> Assigned task:
List all lines of the data containing the word "true".

> Component data from apps and pages:

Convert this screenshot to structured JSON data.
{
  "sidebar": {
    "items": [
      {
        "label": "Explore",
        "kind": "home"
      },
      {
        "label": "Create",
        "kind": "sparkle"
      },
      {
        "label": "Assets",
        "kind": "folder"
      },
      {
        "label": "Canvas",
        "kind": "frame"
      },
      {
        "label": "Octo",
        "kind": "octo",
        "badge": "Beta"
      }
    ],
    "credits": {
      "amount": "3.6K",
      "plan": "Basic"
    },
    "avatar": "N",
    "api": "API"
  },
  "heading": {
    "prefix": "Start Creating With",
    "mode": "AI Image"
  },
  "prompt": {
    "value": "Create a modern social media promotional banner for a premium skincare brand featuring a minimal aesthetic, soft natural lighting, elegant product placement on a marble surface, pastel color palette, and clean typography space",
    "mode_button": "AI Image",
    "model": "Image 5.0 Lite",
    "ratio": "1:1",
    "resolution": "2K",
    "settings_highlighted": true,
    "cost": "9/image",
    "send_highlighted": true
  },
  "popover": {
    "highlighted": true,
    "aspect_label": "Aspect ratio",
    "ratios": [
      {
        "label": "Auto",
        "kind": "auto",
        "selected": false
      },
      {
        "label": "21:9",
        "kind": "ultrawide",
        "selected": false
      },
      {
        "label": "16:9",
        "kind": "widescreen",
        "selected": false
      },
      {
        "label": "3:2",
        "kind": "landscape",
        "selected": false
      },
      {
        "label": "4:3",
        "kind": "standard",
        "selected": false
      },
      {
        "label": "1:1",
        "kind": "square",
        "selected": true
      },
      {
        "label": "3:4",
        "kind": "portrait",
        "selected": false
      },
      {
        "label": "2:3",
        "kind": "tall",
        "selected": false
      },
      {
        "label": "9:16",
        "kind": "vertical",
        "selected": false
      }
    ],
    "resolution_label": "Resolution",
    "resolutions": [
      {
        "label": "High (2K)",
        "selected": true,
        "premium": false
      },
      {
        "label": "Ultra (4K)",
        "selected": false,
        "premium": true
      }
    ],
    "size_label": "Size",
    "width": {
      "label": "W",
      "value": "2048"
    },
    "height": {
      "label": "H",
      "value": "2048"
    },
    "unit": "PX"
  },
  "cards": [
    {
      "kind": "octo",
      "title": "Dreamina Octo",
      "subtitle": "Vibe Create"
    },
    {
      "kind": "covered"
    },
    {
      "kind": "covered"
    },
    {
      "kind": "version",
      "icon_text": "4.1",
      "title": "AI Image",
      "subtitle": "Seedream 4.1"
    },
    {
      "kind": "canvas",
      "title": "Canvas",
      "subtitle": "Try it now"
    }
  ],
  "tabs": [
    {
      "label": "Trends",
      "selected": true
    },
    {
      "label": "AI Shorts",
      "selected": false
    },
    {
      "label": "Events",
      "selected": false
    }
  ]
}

> Answer to the problem:
    "settings_highlighted": true,
    "send_highlighted": true
    "highlighted": true,
        "selected": true
        "selected": true,
        "premium": true
      "selected": true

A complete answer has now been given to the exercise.